= Exercise =
Which lines of the data contain the string "title"? Show each of them.

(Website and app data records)
======

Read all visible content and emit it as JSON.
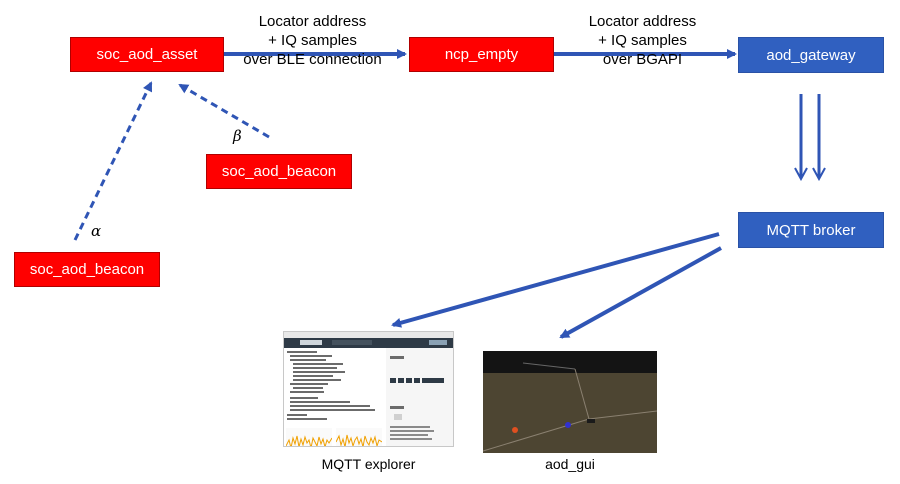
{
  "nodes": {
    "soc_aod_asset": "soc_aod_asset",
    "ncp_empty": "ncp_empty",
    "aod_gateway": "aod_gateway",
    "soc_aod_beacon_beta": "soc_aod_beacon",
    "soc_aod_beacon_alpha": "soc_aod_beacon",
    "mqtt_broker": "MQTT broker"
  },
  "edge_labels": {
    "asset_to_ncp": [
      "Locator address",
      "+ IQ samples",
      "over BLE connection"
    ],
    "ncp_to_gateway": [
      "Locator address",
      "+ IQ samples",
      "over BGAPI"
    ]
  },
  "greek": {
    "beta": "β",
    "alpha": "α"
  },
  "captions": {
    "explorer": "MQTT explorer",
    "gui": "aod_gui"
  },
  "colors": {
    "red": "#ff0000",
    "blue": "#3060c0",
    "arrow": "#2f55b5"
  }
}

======

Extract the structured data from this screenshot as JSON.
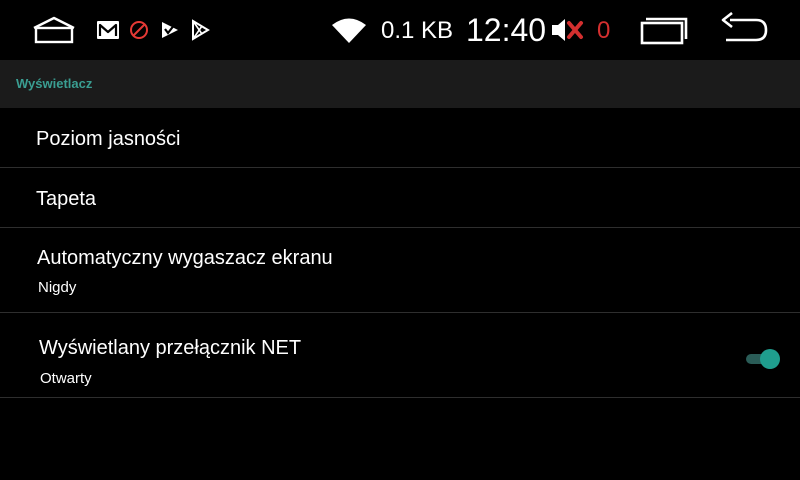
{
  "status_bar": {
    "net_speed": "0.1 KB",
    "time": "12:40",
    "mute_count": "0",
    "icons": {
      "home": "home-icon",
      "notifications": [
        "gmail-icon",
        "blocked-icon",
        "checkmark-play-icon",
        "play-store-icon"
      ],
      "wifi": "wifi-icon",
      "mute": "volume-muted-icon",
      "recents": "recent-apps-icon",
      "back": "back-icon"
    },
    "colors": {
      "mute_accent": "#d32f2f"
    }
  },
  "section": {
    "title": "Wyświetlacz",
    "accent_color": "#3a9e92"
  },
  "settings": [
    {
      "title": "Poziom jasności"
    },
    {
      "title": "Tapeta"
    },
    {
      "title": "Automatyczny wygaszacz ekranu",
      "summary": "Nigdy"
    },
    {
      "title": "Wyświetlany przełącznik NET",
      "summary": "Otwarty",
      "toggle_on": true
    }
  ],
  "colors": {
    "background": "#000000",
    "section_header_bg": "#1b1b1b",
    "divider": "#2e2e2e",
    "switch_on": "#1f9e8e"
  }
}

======

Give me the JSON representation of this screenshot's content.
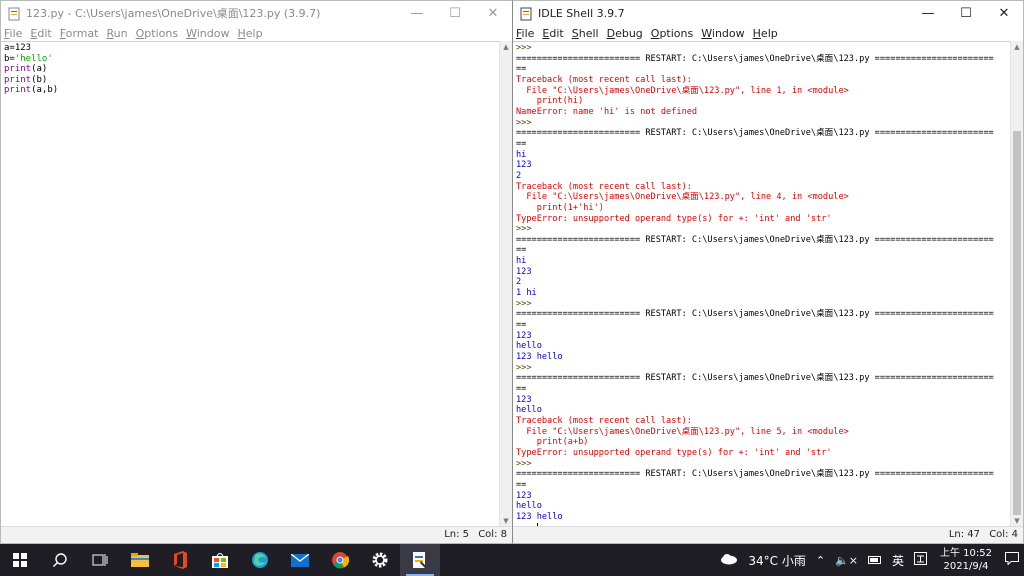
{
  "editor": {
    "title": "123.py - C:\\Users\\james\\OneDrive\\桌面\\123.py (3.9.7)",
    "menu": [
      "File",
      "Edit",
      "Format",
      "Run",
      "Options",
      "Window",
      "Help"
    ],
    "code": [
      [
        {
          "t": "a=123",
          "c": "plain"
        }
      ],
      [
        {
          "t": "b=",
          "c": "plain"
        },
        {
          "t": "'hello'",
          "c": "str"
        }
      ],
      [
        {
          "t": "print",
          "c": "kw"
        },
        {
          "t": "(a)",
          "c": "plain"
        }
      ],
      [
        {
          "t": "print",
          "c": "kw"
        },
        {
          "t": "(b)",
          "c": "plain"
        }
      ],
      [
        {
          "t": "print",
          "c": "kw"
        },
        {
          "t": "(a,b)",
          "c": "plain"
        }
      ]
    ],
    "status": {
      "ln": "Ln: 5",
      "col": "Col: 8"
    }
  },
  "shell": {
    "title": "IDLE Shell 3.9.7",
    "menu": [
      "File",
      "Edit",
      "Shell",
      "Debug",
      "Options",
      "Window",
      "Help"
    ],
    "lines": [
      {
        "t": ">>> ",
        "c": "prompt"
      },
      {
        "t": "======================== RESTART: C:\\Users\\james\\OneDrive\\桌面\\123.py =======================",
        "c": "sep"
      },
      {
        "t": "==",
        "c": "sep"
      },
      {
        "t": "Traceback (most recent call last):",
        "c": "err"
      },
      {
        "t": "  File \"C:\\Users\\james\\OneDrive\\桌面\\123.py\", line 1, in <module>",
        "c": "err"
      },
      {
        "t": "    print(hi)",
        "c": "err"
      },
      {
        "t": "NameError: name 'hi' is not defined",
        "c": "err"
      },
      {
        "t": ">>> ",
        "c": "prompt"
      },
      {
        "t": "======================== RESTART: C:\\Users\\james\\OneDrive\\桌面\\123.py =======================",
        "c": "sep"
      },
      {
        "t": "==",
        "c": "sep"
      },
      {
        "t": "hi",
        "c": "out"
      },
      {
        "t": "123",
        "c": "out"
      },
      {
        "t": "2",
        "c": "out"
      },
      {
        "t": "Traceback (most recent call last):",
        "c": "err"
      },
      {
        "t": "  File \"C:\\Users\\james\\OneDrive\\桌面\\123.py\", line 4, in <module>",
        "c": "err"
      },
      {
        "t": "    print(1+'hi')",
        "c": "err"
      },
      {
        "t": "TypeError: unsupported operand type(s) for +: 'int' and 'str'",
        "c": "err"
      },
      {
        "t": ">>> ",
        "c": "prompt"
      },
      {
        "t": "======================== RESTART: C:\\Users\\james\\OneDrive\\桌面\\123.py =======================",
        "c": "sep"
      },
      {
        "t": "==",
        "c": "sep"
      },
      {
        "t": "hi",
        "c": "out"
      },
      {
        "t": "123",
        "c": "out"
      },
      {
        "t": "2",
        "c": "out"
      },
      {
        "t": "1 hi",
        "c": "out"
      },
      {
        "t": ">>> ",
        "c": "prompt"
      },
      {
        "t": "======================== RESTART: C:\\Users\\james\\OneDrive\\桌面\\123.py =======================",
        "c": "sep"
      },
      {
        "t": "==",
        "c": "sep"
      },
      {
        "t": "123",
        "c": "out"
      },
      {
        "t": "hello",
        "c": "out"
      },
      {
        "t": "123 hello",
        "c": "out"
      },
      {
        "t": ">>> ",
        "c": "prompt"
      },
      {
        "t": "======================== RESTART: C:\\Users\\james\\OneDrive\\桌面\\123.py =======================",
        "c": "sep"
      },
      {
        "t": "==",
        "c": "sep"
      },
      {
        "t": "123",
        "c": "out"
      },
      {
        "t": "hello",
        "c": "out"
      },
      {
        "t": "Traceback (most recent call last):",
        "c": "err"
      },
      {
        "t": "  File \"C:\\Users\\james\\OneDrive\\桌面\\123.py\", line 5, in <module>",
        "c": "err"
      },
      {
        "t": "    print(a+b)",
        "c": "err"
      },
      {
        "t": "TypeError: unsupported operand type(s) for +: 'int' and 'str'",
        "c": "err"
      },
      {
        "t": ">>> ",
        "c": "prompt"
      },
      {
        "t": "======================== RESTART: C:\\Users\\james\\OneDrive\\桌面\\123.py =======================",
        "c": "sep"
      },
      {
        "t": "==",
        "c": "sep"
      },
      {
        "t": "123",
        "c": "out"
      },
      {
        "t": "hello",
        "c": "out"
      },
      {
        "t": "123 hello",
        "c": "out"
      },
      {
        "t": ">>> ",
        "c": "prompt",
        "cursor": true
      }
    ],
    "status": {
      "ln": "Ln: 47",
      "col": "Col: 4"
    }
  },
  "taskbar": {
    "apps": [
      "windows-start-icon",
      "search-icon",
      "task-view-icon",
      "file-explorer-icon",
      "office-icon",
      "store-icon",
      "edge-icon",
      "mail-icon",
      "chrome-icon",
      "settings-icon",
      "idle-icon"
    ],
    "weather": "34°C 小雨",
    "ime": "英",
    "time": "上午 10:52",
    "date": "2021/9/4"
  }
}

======

= Solution to the problem =
    "title": "Wyświetlacz",
      "title": "Poziom jasności"
      "title": "Tapeta"
      "title": "Automatyczny wygaszacz ekranu",
      "title": "Wyświetlany przełącznik NET",
    "title": "123.py - C:\\Users\\james\\OneDrive\\桌面\\123.py (3.9.7)",
    "title": "IDLE Shell 3.9.7",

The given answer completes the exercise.